Christina Martin, along with three other CommonBond members, was chosen to attend our annual Impact in Action Trip in Ghana. She's agreed to share her thoughts with our readers, as have the other CB members and employees who participated in the trip.
Family/Friend: "What's new with you? Wait, how was Ghana?"
Me: "Ghana was an incredible and very humbling experience. The trip was through Pencils of Promise, a for-purpose organization out of New York City that builds schools and supports educational progress in underdeveloped areas of Ghana, Guatemala, and Laos. Everything they do is data-driven and sustainable, which as a pharmacist, I greatly appreciate. There were so many highlights from our time there, I can't even pick a favorite moment!"
This conversation has played out many times since I returned from the Impact in Action trip to Ghana. It is still surreal that the opportunity to see firsthand the effects of CommonBond's Social Promise even exists, let alone that I was selected to be a part of it. Still, that's exactly what happened—I traveled to Ghana in mid-February 2018 with fellow CommonBond members and employees.
By training, I am a pharmacist, and I was encouraged to pursue a pharmacy career because I enjoy helping others. In 2005, a family friend encouraged me to accompany him on a two-week mission to Honduras and volunteer in a makeshift clinic pharmacy. I thought the trip would just be a one-time opportunity to expand my pharmaceutical knowledge, but the experience became a part of who I am, and I've traveled with that same group to Honduras seven times since. I keep going back because of the sustainable and life-changing parts of the work we do. From pulling rotted teeth so a patient can eat again to removing impacted ear wax so a patient can hear again, we leave a lasting impact. One day we met an elderly man who carried his adult son three hours to our clinic. The son had cerebral palsy and could not walk, so the father carried him everywhere. I remember the tears rolling down this father's cheek as our team constructed a wheelchair from a plastic chair and bicycle wheels. I hold these stories dear in my heart.
Sustainable and life-changing—these same two words describe the work I got to do with CommonBond and Pencils of Promise in Ghana. We arrived in Accra on a Friday morning and, after clearing customs and retrieving our bags, we traveled to a school in Agbakope to observe the WASH and teacher-support programs. WASH stands for Water, Sanitation, and Hygiene and is dedicated not only to keeping kids healthy and in school, but also to improving hygienic habits in the community. While the full community impact is still being evaluated, we frequently heard stories of kids chiding their families and past visitors for not taking a full 20 seconds to wash their hands. Hand hygiene has been shown to save lives, so I'm confident that this sustainable recommendation can only help.
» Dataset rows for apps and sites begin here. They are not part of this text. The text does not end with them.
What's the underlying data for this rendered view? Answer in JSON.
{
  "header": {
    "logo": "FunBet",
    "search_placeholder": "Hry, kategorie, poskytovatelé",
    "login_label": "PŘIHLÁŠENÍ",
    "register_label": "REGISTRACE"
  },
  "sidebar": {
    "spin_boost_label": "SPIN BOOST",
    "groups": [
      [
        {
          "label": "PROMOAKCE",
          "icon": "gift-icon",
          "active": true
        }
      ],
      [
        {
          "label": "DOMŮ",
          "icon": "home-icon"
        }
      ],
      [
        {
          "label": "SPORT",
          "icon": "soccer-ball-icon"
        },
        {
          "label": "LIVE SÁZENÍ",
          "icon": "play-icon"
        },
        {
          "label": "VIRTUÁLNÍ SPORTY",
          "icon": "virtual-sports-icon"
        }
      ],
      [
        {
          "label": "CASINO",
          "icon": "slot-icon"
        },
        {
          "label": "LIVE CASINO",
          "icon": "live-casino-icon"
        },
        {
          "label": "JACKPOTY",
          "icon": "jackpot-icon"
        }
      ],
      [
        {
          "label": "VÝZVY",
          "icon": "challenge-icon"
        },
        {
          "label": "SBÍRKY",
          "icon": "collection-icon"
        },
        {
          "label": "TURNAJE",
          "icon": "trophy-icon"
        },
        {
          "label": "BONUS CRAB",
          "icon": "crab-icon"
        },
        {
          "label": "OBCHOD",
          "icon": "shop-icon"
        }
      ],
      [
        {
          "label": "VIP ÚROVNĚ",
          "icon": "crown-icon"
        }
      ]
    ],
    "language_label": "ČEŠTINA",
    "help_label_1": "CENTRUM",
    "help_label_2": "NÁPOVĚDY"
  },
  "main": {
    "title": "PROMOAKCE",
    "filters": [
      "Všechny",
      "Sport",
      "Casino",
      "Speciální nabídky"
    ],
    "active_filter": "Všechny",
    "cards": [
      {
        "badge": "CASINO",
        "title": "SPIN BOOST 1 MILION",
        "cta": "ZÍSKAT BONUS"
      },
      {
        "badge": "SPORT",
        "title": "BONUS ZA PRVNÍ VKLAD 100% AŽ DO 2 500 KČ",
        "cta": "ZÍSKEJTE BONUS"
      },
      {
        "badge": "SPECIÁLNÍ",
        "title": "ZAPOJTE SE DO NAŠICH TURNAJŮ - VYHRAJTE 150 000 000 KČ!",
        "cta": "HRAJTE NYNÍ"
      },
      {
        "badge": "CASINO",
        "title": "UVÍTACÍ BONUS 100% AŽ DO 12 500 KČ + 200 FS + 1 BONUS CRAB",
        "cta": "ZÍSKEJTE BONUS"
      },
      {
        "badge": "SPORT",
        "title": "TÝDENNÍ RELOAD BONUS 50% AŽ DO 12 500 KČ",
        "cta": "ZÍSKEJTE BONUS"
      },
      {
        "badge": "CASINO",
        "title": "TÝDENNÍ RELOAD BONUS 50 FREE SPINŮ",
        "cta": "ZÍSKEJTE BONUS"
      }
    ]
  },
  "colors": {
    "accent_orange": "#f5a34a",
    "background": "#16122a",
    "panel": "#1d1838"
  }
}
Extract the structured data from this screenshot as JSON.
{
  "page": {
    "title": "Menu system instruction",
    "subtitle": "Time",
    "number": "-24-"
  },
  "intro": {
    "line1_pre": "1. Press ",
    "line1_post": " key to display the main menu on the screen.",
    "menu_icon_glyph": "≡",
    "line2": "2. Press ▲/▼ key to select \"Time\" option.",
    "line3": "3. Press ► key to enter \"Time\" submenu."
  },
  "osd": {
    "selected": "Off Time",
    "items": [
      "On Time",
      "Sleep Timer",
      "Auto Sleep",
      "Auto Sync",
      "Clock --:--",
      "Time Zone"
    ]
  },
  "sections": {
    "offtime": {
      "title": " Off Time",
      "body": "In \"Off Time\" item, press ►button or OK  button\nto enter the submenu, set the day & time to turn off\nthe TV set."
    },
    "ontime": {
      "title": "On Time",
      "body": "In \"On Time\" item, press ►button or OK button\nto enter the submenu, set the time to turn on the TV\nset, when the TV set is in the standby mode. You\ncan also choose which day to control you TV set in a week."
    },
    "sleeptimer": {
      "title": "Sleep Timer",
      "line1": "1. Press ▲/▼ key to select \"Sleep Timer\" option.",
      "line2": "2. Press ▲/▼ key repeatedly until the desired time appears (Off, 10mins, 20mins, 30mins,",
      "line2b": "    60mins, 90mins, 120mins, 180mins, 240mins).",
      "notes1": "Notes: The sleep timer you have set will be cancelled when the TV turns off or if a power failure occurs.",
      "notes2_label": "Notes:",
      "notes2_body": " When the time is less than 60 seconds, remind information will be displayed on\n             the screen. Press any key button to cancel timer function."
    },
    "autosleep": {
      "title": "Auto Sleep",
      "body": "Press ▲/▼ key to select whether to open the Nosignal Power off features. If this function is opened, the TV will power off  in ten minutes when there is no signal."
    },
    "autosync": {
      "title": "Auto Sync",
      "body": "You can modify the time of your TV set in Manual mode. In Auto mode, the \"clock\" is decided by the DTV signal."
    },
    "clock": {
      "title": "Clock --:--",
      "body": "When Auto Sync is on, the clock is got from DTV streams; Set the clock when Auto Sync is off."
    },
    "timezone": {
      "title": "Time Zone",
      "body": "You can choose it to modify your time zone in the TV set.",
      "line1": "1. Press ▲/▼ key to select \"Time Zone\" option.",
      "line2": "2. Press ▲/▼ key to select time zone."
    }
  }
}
On the second day, we had an opportunity to roll up our sleeves and help a community in Adaklu Henakope construct their new school. We learned that when a site is approved for a new school build, the community is obligated to contribute at least 20 percent; their contributions often come in the form of labor and materials. Before diving in, we were greeted by the community elders and were thanked for sacrificing our time to participate in the project. One of the local politicians spoke of the socioeconomic improvements that a new school would bring to the region, but noted that the site still did not have access to clean water. As if on cue, a well-drilling rig pulled up and all of the community members—children, parents, and elders—erupted in cheers and applause. Their elation at this new water well was an extremely humbling moment for me, as I often don't think twice about the water I use when brushing my teeth or cooking my meals. Now the schoolchildren will have access to clean water. Sustainable and life-changing.
Our final visit was to Oseikrom to participate in an inauguration ceremony for a new school opening in the community. The inauguration itself was an extremely wonderful event filled with traditional dancing and music; however, it was the wholeness of the day that left a lasting impact. We were all brought there by a common purpose—to provide and support education. In the words of Malala Yousafzai, "One child, one teacher, one book, one pen can change the world."
Many thanks to CommonBond CEO David Klein for having a "1-for-1" vision and creating a sustainable avenue for education in a world where escalating student debt seems insurmountable. Thanks to CommonBond, the money I am saving on my refinanced student loans has been used to purchase medications and supplies for those ongoing Honduras missions. Finally, I am thankful to have gained awareness of Pencils of Promise and have joined the organization as a Passport member so I can continue supporting their sustainable work. I can't wait to receive photos and videos of the children we're impacting firsthand; maybe I'll see some familiar faces! Akpe, CommonBond.